Fraser Mackersie ups CentralNic stake
Citywire AA-rated Fraser Mackersie has upped his conviction in internet domain-name administrator CentralNic after seeing an initial investment in its IPO rise 39.2% over the last month.
Mackersie increased his investment in the business from 2.63 million shares to 2.9 million or around 5% worth £2.61 million at a share price of 90p, up from its initial list price of 55p.
Alongside AA-rated co-manager John Mclure, Mackersie runs the Unicorn Free Spirit fund, an unconstrained growth strategy which has returned 73% over the last three years versus an average peer return of 36.4%.
Mackersie said CentralNic was well positioned to benefit from the release of new domain-name formats, such as .amazon, later this year.
‘The business model [is] compelling, with high levels of recurring revenue, strong growing margins and attractive cash generative characteristics.’

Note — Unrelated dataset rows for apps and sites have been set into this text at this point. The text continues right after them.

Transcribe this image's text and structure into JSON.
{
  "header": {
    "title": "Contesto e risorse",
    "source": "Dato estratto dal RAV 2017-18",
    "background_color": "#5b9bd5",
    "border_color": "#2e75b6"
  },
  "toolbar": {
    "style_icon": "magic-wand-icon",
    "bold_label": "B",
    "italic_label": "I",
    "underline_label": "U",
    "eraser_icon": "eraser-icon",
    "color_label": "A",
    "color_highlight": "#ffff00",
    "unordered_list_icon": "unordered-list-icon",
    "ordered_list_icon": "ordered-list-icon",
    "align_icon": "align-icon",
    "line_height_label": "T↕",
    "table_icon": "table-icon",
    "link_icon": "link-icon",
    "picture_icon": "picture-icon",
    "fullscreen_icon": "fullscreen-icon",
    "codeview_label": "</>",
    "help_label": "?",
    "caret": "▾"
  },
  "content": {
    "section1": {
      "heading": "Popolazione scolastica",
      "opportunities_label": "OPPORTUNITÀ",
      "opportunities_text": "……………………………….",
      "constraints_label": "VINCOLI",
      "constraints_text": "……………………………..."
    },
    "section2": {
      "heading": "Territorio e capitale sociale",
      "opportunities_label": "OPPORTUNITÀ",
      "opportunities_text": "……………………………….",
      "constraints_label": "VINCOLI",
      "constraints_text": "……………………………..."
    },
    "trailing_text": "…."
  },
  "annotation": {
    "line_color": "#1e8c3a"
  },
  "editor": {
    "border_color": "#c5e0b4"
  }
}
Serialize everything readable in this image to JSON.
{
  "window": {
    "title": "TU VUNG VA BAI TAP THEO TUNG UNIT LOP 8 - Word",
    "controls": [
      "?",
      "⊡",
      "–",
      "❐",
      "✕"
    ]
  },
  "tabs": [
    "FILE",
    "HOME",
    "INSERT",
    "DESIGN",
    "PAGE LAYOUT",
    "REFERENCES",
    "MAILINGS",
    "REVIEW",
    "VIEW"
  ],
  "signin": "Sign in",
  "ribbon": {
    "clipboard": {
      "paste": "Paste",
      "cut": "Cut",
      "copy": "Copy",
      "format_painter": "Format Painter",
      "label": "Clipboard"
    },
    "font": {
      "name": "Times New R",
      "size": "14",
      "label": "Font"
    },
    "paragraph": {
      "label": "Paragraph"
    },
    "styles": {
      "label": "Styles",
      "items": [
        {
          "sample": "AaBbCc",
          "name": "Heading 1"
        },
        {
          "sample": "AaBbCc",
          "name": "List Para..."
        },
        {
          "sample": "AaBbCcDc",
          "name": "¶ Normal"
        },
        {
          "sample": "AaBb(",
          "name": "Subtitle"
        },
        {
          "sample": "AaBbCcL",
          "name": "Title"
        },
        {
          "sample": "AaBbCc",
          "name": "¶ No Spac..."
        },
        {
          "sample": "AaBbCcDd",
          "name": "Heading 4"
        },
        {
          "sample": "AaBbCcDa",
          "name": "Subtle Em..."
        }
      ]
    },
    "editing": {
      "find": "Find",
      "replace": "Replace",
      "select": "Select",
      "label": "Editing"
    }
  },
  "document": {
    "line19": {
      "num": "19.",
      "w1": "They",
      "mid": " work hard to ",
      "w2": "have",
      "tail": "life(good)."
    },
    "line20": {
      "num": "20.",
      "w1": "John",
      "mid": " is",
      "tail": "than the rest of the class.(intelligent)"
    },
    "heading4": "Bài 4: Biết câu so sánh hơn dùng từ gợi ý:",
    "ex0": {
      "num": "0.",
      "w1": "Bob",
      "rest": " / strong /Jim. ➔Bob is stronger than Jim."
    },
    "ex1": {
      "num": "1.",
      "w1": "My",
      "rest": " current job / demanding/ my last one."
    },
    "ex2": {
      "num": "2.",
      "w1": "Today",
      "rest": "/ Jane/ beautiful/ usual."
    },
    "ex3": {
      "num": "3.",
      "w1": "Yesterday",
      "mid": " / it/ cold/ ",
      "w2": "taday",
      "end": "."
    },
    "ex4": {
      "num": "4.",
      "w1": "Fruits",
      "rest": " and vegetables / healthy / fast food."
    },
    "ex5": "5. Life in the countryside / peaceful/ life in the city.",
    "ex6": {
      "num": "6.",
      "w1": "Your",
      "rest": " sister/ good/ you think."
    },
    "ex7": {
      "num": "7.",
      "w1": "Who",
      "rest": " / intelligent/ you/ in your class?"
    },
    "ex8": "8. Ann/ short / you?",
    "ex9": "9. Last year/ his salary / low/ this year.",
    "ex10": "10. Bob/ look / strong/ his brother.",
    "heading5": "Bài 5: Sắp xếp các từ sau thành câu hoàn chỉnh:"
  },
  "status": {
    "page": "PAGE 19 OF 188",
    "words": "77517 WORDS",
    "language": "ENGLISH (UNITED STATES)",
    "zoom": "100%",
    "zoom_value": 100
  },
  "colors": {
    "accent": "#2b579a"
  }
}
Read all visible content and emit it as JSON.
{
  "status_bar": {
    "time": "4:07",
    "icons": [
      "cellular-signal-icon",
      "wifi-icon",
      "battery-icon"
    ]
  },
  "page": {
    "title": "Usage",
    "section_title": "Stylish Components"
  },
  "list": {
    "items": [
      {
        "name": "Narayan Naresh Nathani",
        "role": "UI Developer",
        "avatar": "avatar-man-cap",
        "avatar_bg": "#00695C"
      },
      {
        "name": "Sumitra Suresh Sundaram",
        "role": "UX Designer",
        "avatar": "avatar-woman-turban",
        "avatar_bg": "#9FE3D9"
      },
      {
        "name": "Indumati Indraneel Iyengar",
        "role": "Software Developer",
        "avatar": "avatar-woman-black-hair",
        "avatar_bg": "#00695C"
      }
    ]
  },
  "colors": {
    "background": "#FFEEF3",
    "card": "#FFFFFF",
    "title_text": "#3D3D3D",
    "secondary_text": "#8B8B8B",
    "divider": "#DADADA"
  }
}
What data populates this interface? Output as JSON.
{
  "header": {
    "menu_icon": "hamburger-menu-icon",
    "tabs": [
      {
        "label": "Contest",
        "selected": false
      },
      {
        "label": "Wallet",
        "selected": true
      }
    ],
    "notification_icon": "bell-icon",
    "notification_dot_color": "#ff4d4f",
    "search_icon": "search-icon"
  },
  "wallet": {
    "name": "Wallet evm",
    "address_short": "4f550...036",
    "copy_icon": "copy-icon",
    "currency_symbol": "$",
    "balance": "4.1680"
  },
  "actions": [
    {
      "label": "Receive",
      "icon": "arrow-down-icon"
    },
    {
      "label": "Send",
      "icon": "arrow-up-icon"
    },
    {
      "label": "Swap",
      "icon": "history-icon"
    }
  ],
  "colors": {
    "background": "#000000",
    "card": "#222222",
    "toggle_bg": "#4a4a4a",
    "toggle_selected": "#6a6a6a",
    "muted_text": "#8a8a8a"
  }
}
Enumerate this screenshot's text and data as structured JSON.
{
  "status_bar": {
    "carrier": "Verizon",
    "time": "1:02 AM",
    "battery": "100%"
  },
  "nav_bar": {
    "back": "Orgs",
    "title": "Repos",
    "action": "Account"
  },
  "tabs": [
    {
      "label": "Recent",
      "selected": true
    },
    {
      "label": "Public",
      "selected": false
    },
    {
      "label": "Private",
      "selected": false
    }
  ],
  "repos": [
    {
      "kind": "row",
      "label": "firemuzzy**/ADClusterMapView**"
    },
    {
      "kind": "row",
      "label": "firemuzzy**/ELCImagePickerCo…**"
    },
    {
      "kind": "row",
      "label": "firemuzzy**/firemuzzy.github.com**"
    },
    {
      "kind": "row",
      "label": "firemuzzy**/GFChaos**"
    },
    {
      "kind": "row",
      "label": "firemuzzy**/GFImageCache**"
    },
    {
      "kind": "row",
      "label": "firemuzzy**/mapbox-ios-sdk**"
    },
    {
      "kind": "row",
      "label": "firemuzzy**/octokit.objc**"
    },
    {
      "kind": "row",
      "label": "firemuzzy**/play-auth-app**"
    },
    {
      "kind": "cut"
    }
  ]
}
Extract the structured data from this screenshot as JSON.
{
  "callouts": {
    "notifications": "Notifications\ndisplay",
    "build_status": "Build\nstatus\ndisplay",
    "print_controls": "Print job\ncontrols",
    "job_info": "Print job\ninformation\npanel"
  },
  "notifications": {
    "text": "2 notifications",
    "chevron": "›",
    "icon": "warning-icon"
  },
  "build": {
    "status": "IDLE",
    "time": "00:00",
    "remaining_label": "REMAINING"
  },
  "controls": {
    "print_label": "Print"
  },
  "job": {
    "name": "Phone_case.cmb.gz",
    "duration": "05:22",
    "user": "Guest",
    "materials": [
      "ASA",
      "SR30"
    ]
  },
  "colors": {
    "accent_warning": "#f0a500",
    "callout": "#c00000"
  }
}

In its first set of results since raising £5 million through an AIM-listing in early September, CentralNic last month reported profit in the first half up 97.5% to £636,000.
Stuart Mitchell buys into newly listed Foxtons
S W Mitchell Capital (SWMC) founder Stuart Mitchell has taken a stake in estate agent Foxtons following its IPO.
Foxtons sold 60% of its equity at an offer price of 230p per share at its IPO in late September. Its share price subsequently rose strongly to break 300 pence in early October. Mitchell, who manages the SWMC European fund, bought 450,000 shares in Foxtons, a position that equates to less than 1% of the estate agent’s share.
Mitchell expects Foxtons stands to benefit from improvements in the UK economy and housing market.
‘The strong UK housing recovery we are currently seeing is becoming increasingly well understood – and is already represented in the fund via our holdings in Taylor Wimpey and Barratt Developments. However, Foxtons has exceptionally strong secular characteristics in addition to this macro-economic tailwind,’ Mitchell explained.
‘Despite being near ubiquitous as a brand in London, the business is still relatively small and should enjoy a double-digit growth rate in branch numbers over the next few years.’